2.4 Turn right on Veasy St., then left at the end of the street.
2.5 Turn left on Van Ness St.
2.6 Turn right on foot trail into Glover Archbold Park.
3.3 Cross Massachusetts Ave.
3.7 Cross Cathedral Ave.
3.9 Cross New Mexico Ave.
4.1 Reach footpath to Battery Kemble and Palisades Park - planned future route for PHT (For side trip to Battery Kemble turn right on footpath. Turn right at trail fork. Cross 44th St. at Edmonds St.; stay on trail. Cross Foxhall Rd. Cross 49th St. into Palisades Park). To continue on PHT, walk south from junction with side trail.
4.4 Trail junction.
4.8 Trail junction; path leads left (east) into Whitehaven Park.
5.1 Cross Reservoir Rd.
5.6 Tunnel under Mac Arthur Blvd. Reach C&O Canal National Historical Park towpath at Canal Rd.

Explore the PHT

Fort DeRussy
Fort DeRussy was built on a hill to provide cross fire on the approaches to Fort Stevens on the 7th Street Pike (now Georgia Avenue) and to control the countryside to west of today's Rock Creek Park. It supported Fort Stevens in only battle fought in Washington, D.C. during the Civil War, July 11-12, 1864. It was built in 1861 by the 4th New York Heavy Artillery and named after its commander, Colonel Gustavus A. DeRussy. It is relatively well-preserved. The parapet's earthworks still display the openings where guns were mounted. The moat around the parapet is still evident, and rifle trenches outside the parapet can be seen.

Fort Reno
Originally named Fort Pennsylvania for the 119th Pennsylvania Regiment which constructed it, the fort was renamed for Major General Jesse Lee Reno, who died from wounds received at the Battle of South Mountain in 1862. It was built during the winter of 1861 shortly after the the Union Army's defeat at the First Battle of Bull Run. Situated at the highest point in Washington, Fort Reno eventually became the largest and most heavily armed fort circling the city. Its commanding views of the surrounding countryside made it an important link in the defense of Washington. Today, in addition to serving as parkland, the Fort Reno site contains reservoirs for Washington's drinking water.

Glover Archbold Park
A three-mile trail runs the length of the park, which stretches from the Potomac River nearly to Tenley Circle. With seven stream crossings along the way, the defining feature of the route is Foundry Branch. For a 3.5 mile circuit hike, begin at Tenley Circle and hike south into Glover Archbold (at mile 2.3 above). Turn right at the trail to Battery Kemble (mile 4.1). Once in Battery Kemble, turn right and follow the trail to Nebraska Avenue, then follow Nebraska back to Tenley Circle.

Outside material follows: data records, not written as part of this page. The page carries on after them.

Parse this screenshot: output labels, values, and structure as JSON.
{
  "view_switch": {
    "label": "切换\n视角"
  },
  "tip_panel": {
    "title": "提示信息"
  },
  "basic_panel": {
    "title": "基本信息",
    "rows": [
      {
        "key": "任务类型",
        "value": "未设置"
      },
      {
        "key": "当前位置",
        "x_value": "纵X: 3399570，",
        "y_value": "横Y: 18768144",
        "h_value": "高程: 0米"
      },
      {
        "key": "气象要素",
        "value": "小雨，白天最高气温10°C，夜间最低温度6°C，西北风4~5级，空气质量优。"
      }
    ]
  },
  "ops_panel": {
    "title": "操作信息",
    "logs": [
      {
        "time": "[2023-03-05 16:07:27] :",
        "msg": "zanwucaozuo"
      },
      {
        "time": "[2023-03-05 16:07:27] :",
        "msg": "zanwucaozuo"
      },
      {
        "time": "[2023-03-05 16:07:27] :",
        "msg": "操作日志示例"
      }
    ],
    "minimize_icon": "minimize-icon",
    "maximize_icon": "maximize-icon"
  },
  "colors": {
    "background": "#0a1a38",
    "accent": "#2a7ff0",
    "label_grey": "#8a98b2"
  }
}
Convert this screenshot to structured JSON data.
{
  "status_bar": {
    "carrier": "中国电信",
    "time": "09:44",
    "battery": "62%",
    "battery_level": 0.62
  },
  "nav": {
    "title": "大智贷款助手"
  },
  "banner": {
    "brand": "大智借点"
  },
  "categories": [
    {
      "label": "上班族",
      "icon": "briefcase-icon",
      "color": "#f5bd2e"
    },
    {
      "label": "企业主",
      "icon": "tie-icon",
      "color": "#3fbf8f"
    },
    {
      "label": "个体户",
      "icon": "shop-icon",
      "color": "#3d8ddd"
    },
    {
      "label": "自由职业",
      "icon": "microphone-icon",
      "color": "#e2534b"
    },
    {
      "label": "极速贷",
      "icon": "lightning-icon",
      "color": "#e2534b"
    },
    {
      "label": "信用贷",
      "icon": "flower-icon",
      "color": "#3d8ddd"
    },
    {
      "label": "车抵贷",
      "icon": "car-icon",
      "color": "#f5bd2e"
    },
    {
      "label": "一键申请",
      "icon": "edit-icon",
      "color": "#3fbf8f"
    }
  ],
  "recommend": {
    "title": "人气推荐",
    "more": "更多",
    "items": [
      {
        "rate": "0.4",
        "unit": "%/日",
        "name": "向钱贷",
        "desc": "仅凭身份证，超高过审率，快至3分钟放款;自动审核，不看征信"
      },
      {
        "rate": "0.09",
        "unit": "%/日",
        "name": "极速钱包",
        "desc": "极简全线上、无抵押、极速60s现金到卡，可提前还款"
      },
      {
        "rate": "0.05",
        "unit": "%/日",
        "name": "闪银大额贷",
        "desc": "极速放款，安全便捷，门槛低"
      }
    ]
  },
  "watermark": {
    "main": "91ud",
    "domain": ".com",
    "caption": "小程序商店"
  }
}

Battery Kemble
People who grew up in Washington, D.C., know Battery Kemble Park as one the best sledding hills in the city. During the Civil War it was one of 93 batteries supporting the 68 forts defending the city. A potential future route for the Potomac Heritage Trail leads to Battery Kemble then south to the C&O Canal Towpath.

Last updated: July 6, 2017

Contact the Park

Mailing Address:

Potomac Heritage NST Office
National Park Service
1100 Ohio Drive SW

Washington, DC 20242



Contact Us